◆ PROVIDED RECORDS
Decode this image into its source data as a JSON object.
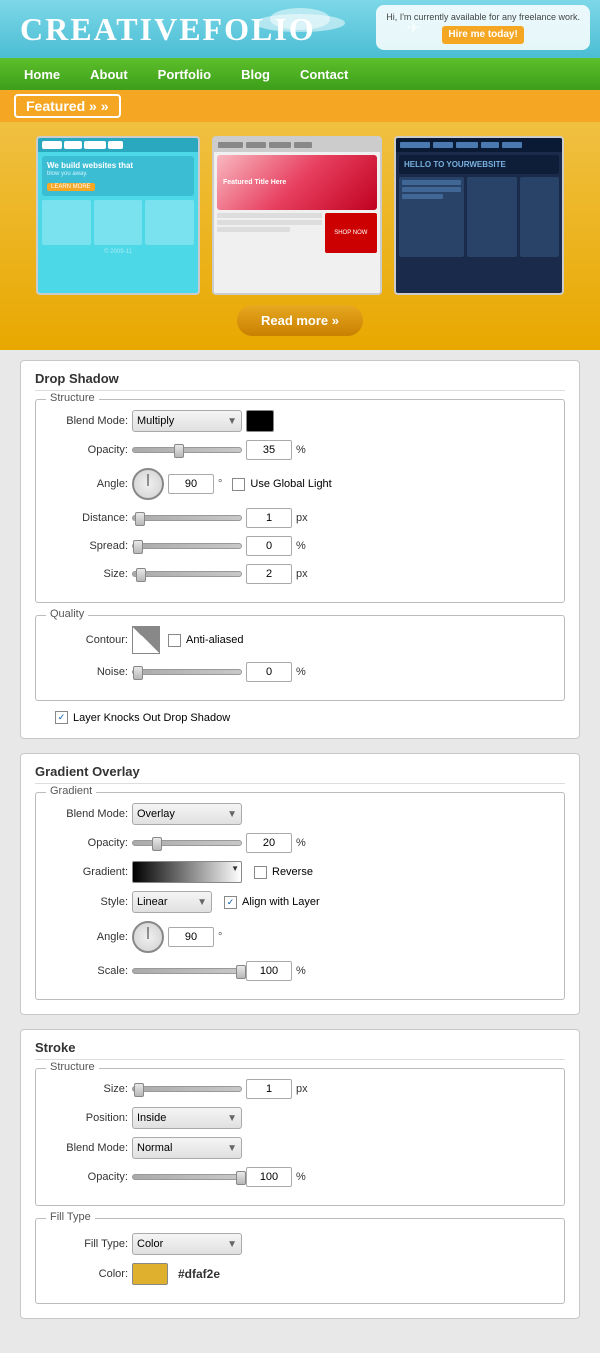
{
  "header": {
    "logo_creative": "CREATIVE",
    "logo_folio": "FOLIO",
    "hire_text": "Hi, I'm currently available for any freelance work.",
    "hire_btn": "Hire me today!"
  },
  "nav": {
    "items": [
      "Home",
      "About",
      "Portfolio",
      "Blog",
      "Contact"
    ]
  },
  "featured": {
    "label": "Featured »"
  },
  "carousel": {
    "read_more": "Read more »"
  },
  "drop_shadow": {
    "panel_title": "Drop Shadow",
    "structure_label": "Structure",
    "blend_mode_label": "Blend Mode:",
    "blend_mode_value": "Multiply",
    "opacity_label": "Opacity:",
    "opacity_value": "35",
    "angle_label": "Angle:",
    "angle_value": "90",
    "use_global_light": "Use Global Light",
    "distance_label": "Distance:",
    "distance_value": "1",
    "spread_label": "Spread:",
    "spread_value": "0",
    "size_label": "Size:",
    "size_value": "2",
    "quality_label": "Quality",
    "contour_label": "Contour:",
    "anti_aliased": "Anti-aliased",
    "noise_label": "Noise:",
    "noise_value": "0",
    "layer_knocks_label": "Layer Knocks Out Drop Shadow",
    "px": "px",
    "percent": "%"
  },
  "gradient_overlay": {
    "panel_title": "Gradient Overlay",
    "gradient_section": "Gradient",
    "blend_mode_label": "Blend Mode:",
    "blend_mode_value": "Overlay",
    "opacity_label": "Opacity:",
    "opacity_value": "20",
    "gradient_label": "Gradient:",
    "reverse_label": "Reverse",
    "style_label": "Style:",
    "style_value": "Linear",
    "align_layer": "Align with Layer",
    "angle_label": "Angle:",
    "angle_value": "90",
    "scale_label": "Scale:",
    "scale_value": "100",
    "percent": "%"
  },
  "stroke": {
    "panel_title": "Stroke",
    "structure_label": "Structure",
    "size_label": "Size:",
    "size_value": "1",
    "position_label": "Position:",
    "position_value": "Inside",
    "blend_mode_label": "Blend Mode:",
    "blend_mode_value": "Normal",
    "opacity_label": "Opacity:",
    "opacity_value": "100",
    "fill_type_label": "Fill Type:",
    "fill_type_value": "Color",
    "color_label": "Color:",
    "color_hex": "#dfaf2e",
    "px": "px",
    "percent": "%"
  }
}
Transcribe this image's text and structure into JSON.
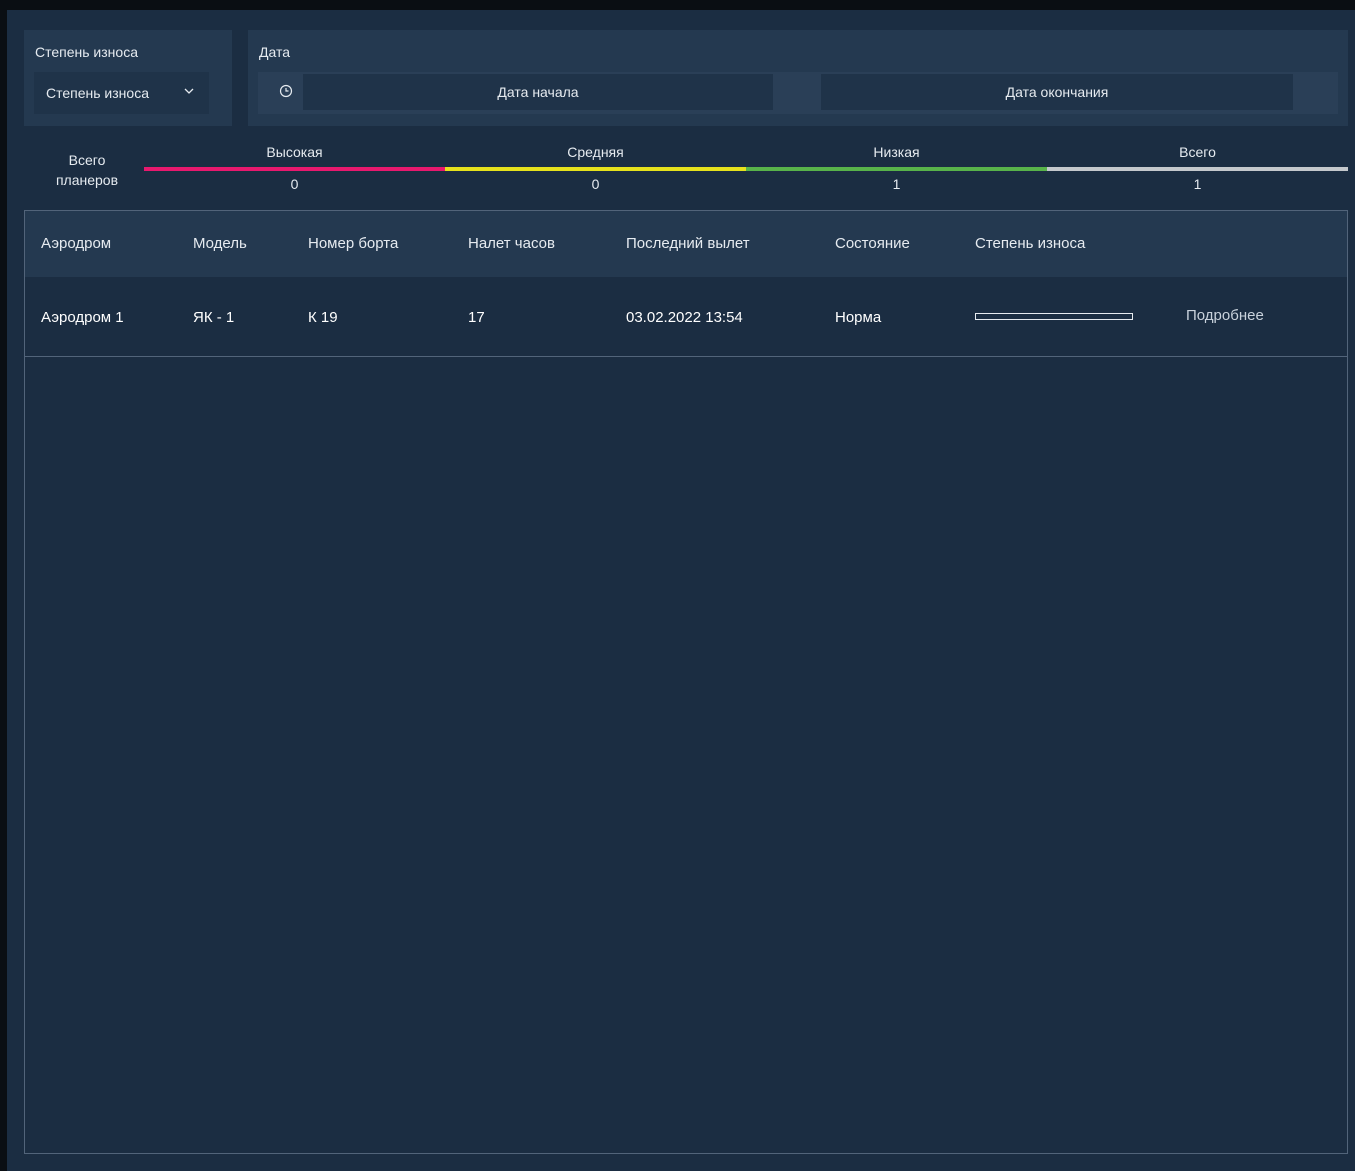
{
  "filters": {
    "wear": {
      "label": "Степень износа",
      "selected": "Степень износа"
    },
    "date": {
      "label": "Дата",
      "start_placeholder": "Дата начала",
      "end_placeholder": "Дата окончания"
    }
  },
  "stats": {
    "total_label": "Всего планеров",
    "items": [
      {
        "label": "Высокая",
        "value": "0",
        "color": "#e8196e"
      },
      {
        "label": "Средняя",
        "value": "0",
        "color": "#e6e11c"
      },
      {
        "label": "Низкая",
        "value": "1",
        "color": "#58b34a"
      },
      {
        "label": "Всего",
        "value": "1",
        "color": "#c4c8cc"
      }
    ]
  },
  "table": {
    "headers": [
      "Аэродром",
      "Модель",
      "Номер борта",
      "Налет часов",
      "Последний вылет",
      "Состояние",
      "Степень износа"
    ],
    "rows": [
      {
        "airfield": "Аэродром 1",
        "model": "ЯК - 1",
        "board": "К 19",
        "hours": "17",
        "last_flight": "03.02.2022 13:54",
        "state": "Норма",
        "wear_level": 0,
        "details": "Подробнее"
      }
    ]
  },
  "colors": {
    "background": "#1b2d42",
    "panel": "#243950",
    "input": "#1f3349"
  }
}
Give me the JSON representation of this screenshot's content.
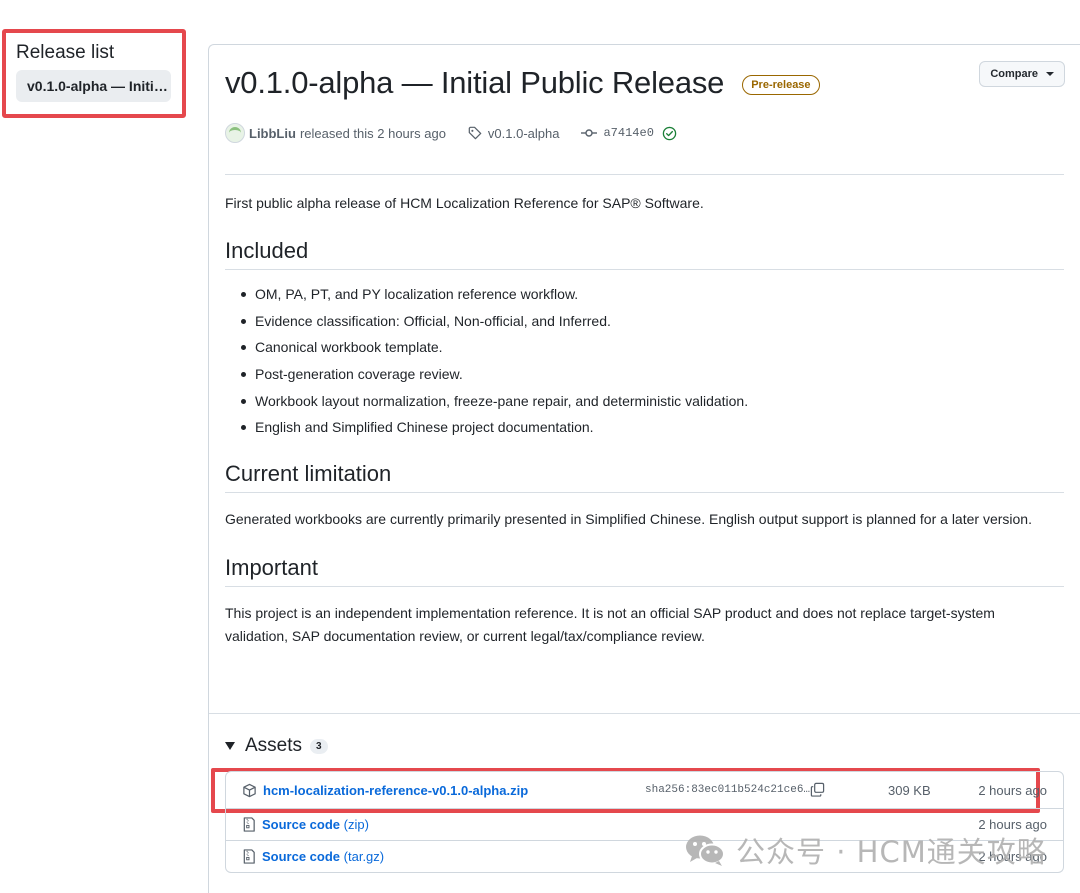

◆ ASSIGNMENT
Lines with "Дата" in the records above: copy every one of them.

◆ SOLUTION FOR THIS TASK
      "label": "Дата",
      "start_placeholder": "Дата начала",
      "end_placeholder": "Дата окончания"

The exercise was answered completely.